- **Brief**
In the listing below, how many lines include "JSON"? Give the number and no other text.

- **Supplied records**
%%

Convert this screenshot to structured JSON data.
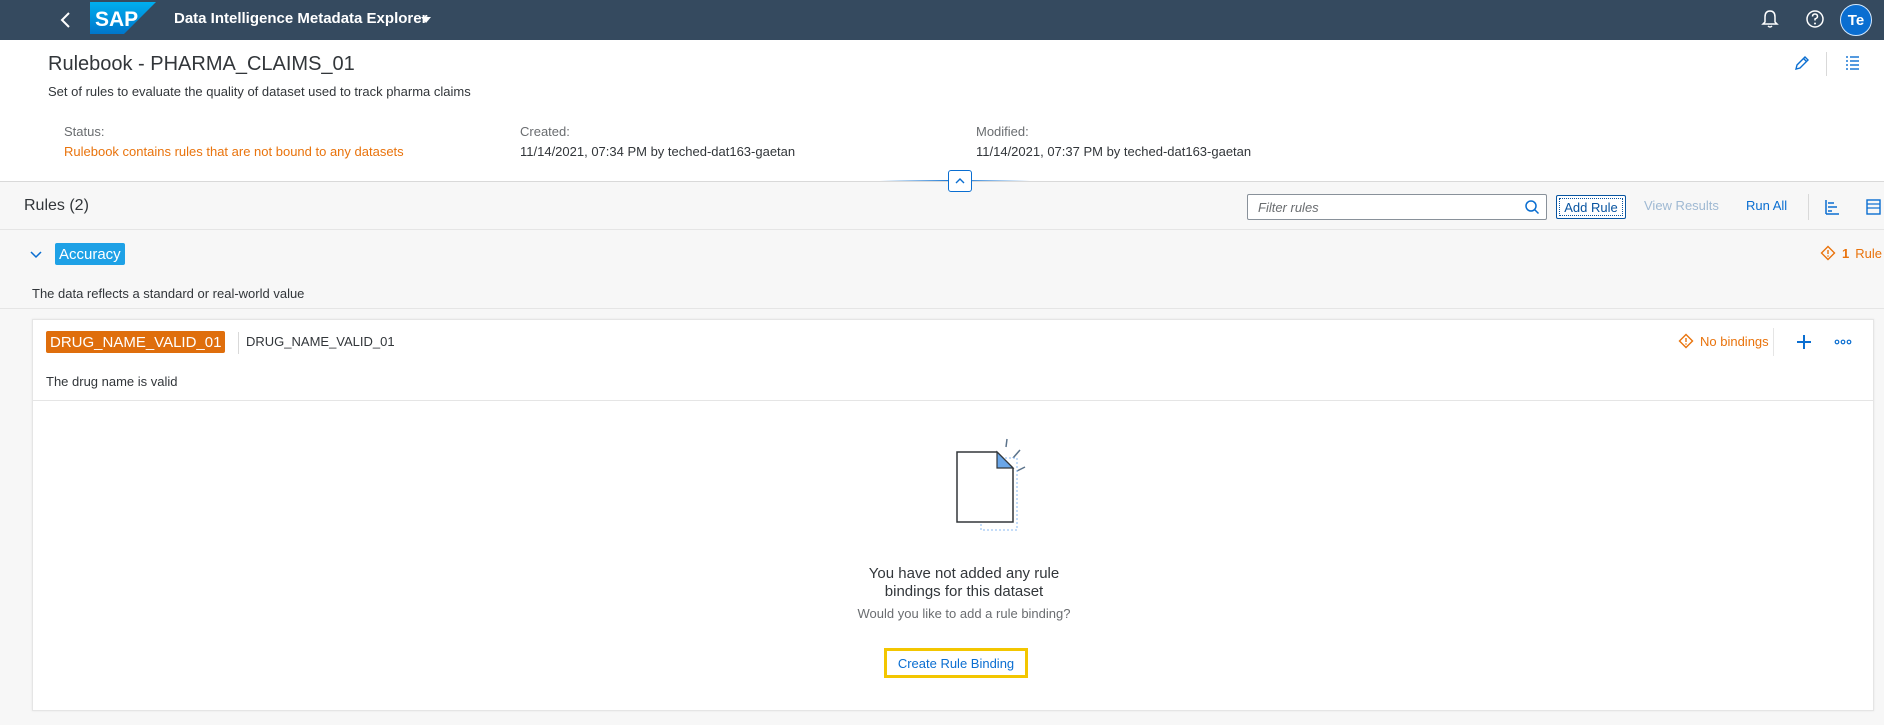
{
  "shell": {
    "app_title": "Data Intelligence Metadata Explorer",
    "logo_text": "SAP",
    "avatar_initials": "Te"
  },
  "header": {
    "title": "Rulebook - PHARMA_CLAIMS_01",
    "subtitle": "Set of rules to evaluate the quality of dataset used to track pharma claims",
    "status_label": "Status:",
    "status_value": "Rulebook contains rules that are not bound to any datasets",
    "created_label": "Created:",
    "created_value": "11/14/2021, 07:34 PM by teched-dat163-gaetan",
    "modified_label": "Modified:",
    "modified_value": "11/14/2021, 07:37 PM by teched-dat163-gaetan"
  },
  "rules_toolbar": {
    "title": "Rules (2)",
    "filter_placeholder": "Filter rules",
    "add_rule": "Add Rule",
    "view_results": "View Results",
    "run_all": "Run All"
  },
  "category": {
    "name": "Accuracy",
    "count_number": "1",
    "count_label": "Rule",
    "description": "The data reflects a standard or real-world value"
  },
  "rule": {
    "tag": "DRUG_NAME_VALID_01",
    "name": "DRUG_NAME_VALID_01",
    "bindings_status": "No bindings",
    "description": "The drug name is valid"
  },
  "empty_state": {
    "title": "You have not added any rule bindings for this dataset",
    "subtitle": "Would you like to add a rule binding?",
    "button": "Create Rule Binding"
  },
  "colors": {
    "shell_bg": "#354a5f",
    "accent": "#0a6ed1",
    "warning": "#e9730c",
    "category_tag": "#1ea1e6",
    "rule_tag": "#df6e0c",
    "highlight": "#f3c600"
  }
}
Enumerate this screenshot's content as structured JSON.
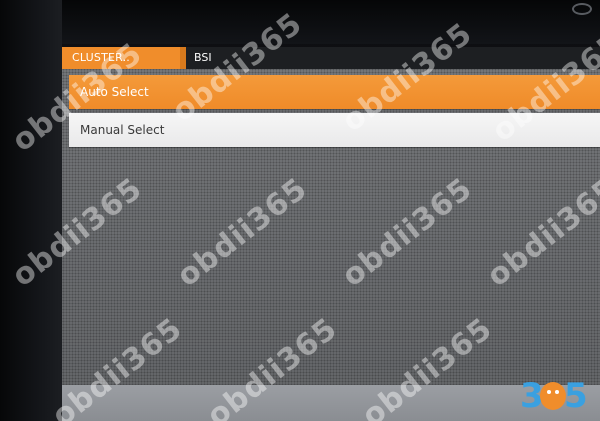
{
  "header": {
    "active_tab": "CLUSTER..",
    "second_tab": "BSI"
  },
  "list": {
    "items": [
      {
        "label": "Auto Select",
        "selected": true
      },
      {
        "label": "Manual Select",
        "selected": false
      }
    ]
  },
  "watermark": {
    "text": "obdii365"
  },
  "logo": {
    "digit_left": "3",
    "digit_right": "5"
  },
  "colors": {
    "accent": "#f08d2b",
    "logo_blue": "#3aa0e0"
  }
}
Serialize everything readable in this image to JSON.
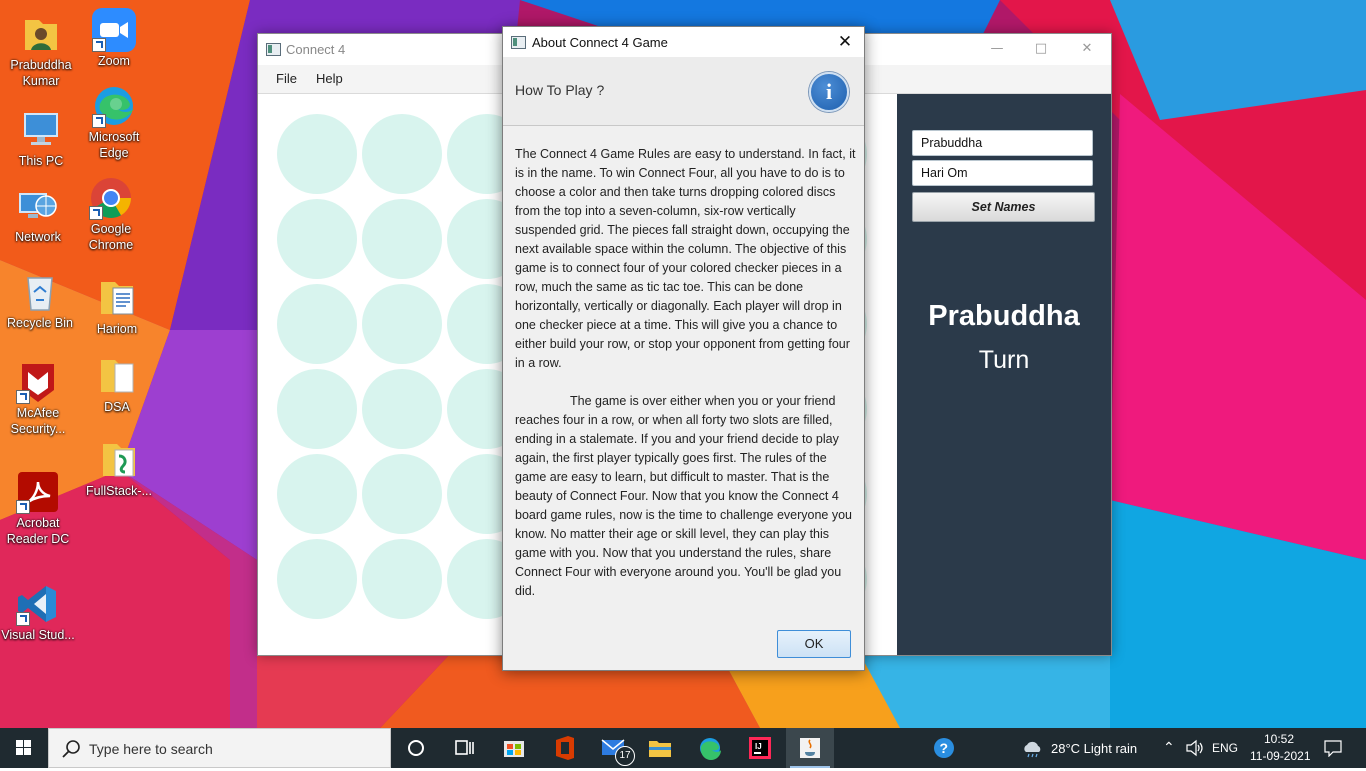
{
  "desktop": {
    "icons": [
      {
        "label": "Prabuddha Kumar",
        "icon": "user-folder-icon"
      },
      {
        "label": "Zoom",
        "icon": "zoom-icon"
      },
      {
        "label": "This PC",
        "icon": "computer-icon"
      },
      {
        "label": "Microsoft Edge",
        "icon": "edge-icon"
      },
      {
        "label": "Network",
        "icon": "network-icon"
      },
      {
        "label": "Google Chrome",
        "icon": "chrome-icon"
      },
      {
        "label": "Recycle Bin",
        "icon": "recycle-bin-icon"
      },
      {
        "label": "Hariom",
        "icon": "document-icon"
      },
      {
        "label": "McAfee Security...",
        "icon": "mcafee-icon"
      },
      {
        "label": "DSA",
        "icon": "folder-icon"
      },
      {
        "label": "Acrobat Reader DC",
        "icon": "acrobat-icon"
      },
      {
        "label": "FullStack-...",
        "icon": "folder-icon"
      },
      {
        "label": "Visual Stud...",
        "icon": "vscode-icon"
      }
    ]
  },
  "app": {
    "title": "Connect 4",
    "menu": [
      "File",
      "Help"
    ],
    "rows": 6,
    "columns": 7,
    "cell_color": "#d8f4ee",
    "panel_color": "#2b3a4a",
    "player1": "Prabuddha",
    "player2": "Hari Om",
    "set_names_label": "Set Names",
    "current_player": "Prabuddha",
    "turn_label": "Turn"
  },
  "dialog": {
    "title": "About Connect 4 Game",
    "close_label": "✕",
    "heading": "How To Play ?",
    "info_glyph": "i",
    "paragraph1": "The Connect 4 Game Rules are easy to understand. In fact, it is in the name. To win Connect Four, all you have to do is to choose a color and then take turns dropping colored discs from the top into a seven-column, six-row vertically suspended grid. The pieces fall straight down, occupying the next available space within the column. The objective of this game is to connect four of your colored checker pieces in a row, much the same as tic tac toe. This can be done horizontally, vertically or diagonally. Each player will drop in one checker piece at a time. This will give you a chance to either build your row, or stop your opponent from getting four in a row.",
    "paragraph2": "The game is over either when you or your friend reaches four in a row, or when all forty two slots are filled, ending in a stalemate. If you and your friend decide to play again, the first player typically goes first. The rules of the game are easy to learn, but difficult to master. That is the beauty of Connect Four. Now that you know the Connect 4 board game rules, now is the time to challenge everyone you know. No matter their age or skill level, they can play this game with you. Now that you understand the rules, share Connect Four with everyone around you. You'll be glad you did.",
    "ok_label": "OK"
  },
  "taskbar": {
    "search_placeholder": "Type here to search",
    "apps": [
      "task-view-icon",
      "store-icon",
      "office-icon",
      "mail-icon",
      "file-explorer-icon",
      "edge-icon",
      "intellij-icon",
      "java-icon"
    ],
    "mail_badge": "17",
    "weather": "28°C  Light rain",
    "language": "ENG",
    "time": "10:52",
    "date": "11-09-2021"
  }
}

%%

- **Solution for this problem**
3